-------- Records provided --------
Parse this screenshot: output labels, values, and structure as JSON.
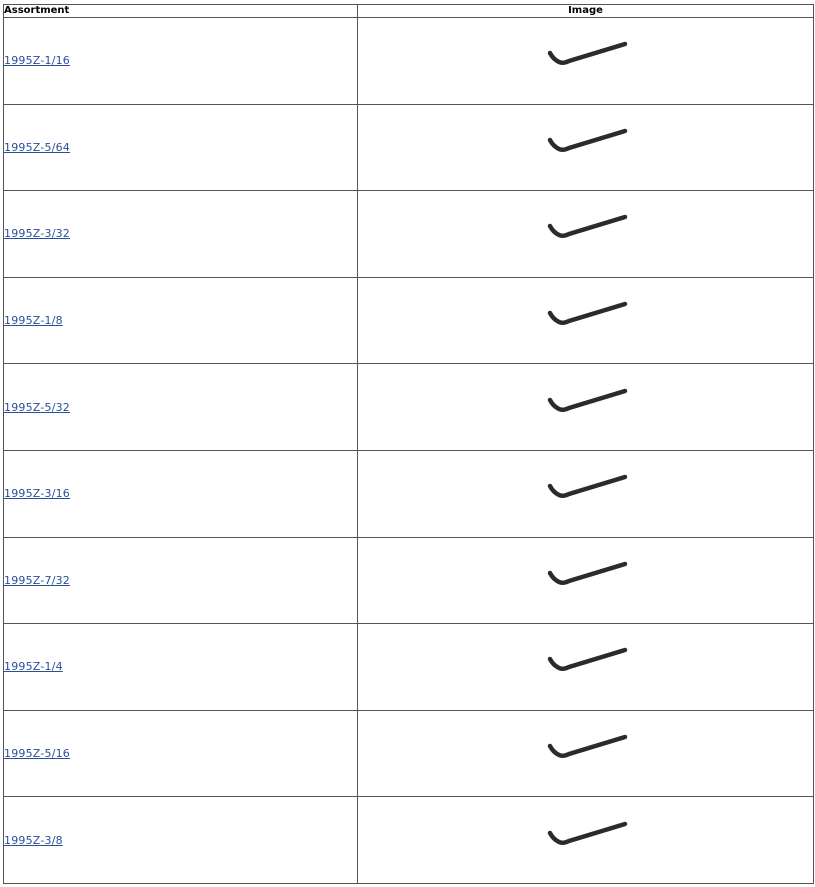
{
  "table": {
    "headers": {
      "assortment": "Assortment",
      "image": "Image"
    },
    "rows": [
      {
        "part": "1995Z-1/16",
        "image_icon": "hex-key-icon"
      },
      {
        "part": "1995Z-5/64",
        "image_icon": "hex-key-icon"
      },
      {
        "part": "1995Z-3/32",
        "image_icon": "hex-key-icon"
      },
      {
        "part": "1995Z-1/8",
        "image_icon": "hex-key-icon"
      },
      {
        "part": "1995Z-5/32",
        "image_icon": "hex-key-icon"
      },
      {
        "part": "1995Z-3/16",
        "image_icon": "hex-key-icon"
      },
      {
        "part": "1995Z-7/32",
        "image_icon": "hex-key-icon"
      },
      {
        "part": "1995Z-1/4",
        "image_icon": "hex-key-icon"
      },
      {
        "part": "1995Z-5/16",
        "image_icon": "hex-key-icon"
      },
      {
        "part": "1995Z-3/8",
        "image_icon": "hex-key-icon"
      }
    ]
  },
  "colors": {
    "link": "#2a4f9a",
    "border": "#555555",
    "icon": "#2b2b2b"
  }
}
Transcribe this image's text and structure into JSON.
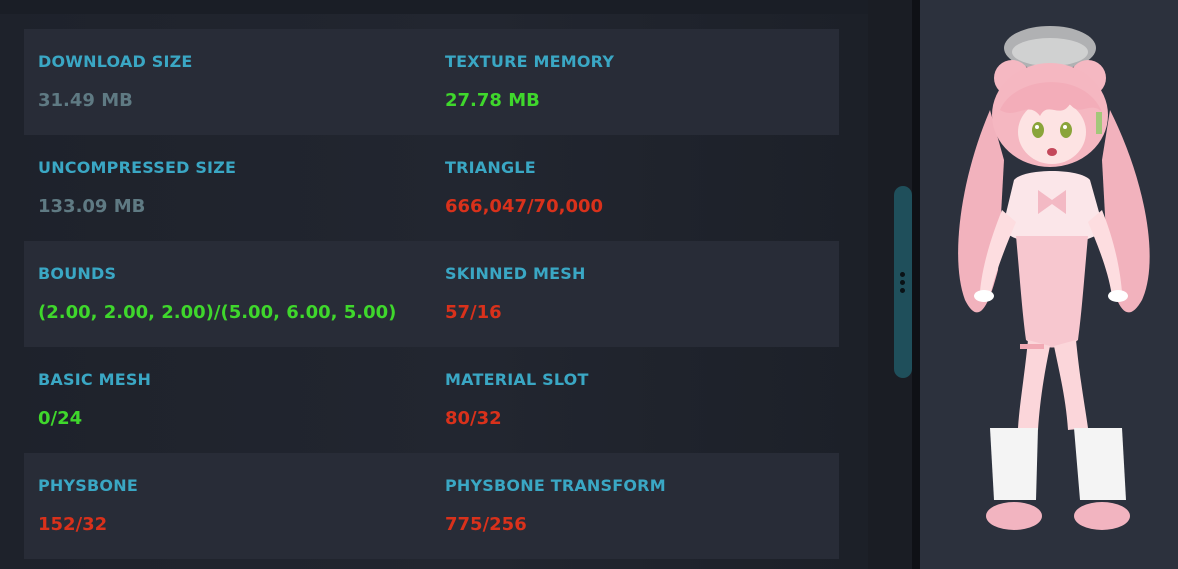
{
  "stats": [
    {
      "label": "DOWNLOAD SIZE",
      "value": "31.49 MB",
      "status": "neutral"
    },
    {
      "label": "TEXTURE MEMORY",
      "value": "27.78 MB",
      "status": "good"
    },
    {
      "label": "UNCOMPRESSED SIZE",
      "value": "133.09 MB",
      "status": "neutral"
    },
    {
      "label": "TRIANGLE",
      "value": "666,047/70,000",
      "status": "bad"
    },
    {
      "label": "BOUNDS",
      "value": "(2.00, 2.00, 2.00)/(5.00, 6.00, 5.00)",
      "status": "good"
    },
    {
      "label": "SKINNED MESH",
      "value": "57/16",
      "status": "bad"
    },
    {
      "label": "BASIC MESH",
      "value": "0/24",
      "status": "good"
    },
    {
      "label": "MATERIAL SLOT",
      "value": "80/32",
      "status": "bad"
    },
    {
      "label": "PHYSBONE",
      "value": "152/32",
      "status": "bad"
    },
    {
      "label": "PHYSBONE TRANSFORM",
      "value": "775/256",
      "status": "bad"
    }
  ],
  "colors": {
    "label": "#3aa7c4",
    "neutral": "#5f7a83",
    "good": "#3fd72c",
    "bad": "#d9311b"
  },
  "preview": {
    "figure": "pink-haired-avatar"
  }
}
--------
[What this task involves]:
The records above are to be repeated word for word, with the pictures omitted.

[Solution for this task]:
Parse this screenshot: output labels, values, and structure as JSON.
{
  "table": {
    "headers": {
      "assortment": "Assortment",
      "image": "Image"
    },
    "rows": [
      {
        "part": "1995Z-1/16",
        "image_icon": "hex-key-icon"
      },
      {
        "part": "1995Z-5/64",
        "image_icon": "hex-key-icon"
      },
      {
        "part": "1995Z-3/32",
        "image_icon": "hex-key-icon"
      },
      {
        "part": "1995Z-1/8",
        "image_icon": "hex-key-icon"
      },
      {
        "part": "1995Z-5/32",
        "image_icon": "hex-key-icon"
      },
      {
        "part": "1995Z-3/16",
        "image_icon": "hex-key-icon"
      },
      {
        "part": "1995Z-7/32",
        "image_icon": "hex-key-icon"
      },
      {
        "part": "1995Z-1/4",
        "image_icon": "hex-key-icon"
      },
      {
        "part": "1995Z-5/16",
        "image_icon": "hex-key-icon"
      },
      {
        "part": "1995Z-3/8",
        "image_icon": "hex-key-icon"
      }
    ]
  },
  "colors": {
    "link": "#2a4f9a",
    "border": "#555555",
    "icon": "#2b2b2b"
  }
}
Transcribe this image's text and structure into JSON.
{
  "stats": [
    {
      "label": "DOWNLOAD SIZE",
      "value": "31.49 MB",
      "status": "neutral"
    },
    {
      "label": "TEXTURE MEMORY",
      "value": "27.78 MB",
      "status": "good"
    },
    {
      "label": "UNCOMPRESSED SIZE",
      "value": "133.09 MB",
      "status": "neutral"
    },
    {
      "label": "TRIANGLE",
      "value": "666,047/70,000",
      "status": "bad"
    },
    {
      "label": "BOUNDS",
      "value": "(2.00, 2.00, 2.00)/(5.00, 6.00, 5.00)",
      "status": "good"
    },
    {
      "label": "SKINNED MESH",
      "value": "57/16",
      "status": "bad"
    },
    {
      "label": "BASIC MESH",
      "value": "0/24",
      "status": "good"
    },
    {
      "label": "MATERIAL SLOT",
      "value": "80/32",
      "status": "bad"
    },
    {
      "label": "PHYSBONE",
      "value": "152/32",
      "status": "bad"
    },
    {
      "label": "PHYSBONE TRANSFORM",
      "value": "775/256",
      "status": "bad"
    }
  ],
  "colors": {
    "label": "#3aa7c4",
    "neutral": "#5f7a83",
    "good": "#3fd72c",
    "bad": "#d9311b"
  },
  "preview": {
    "figure": "pink-haired-avatar"
  }
}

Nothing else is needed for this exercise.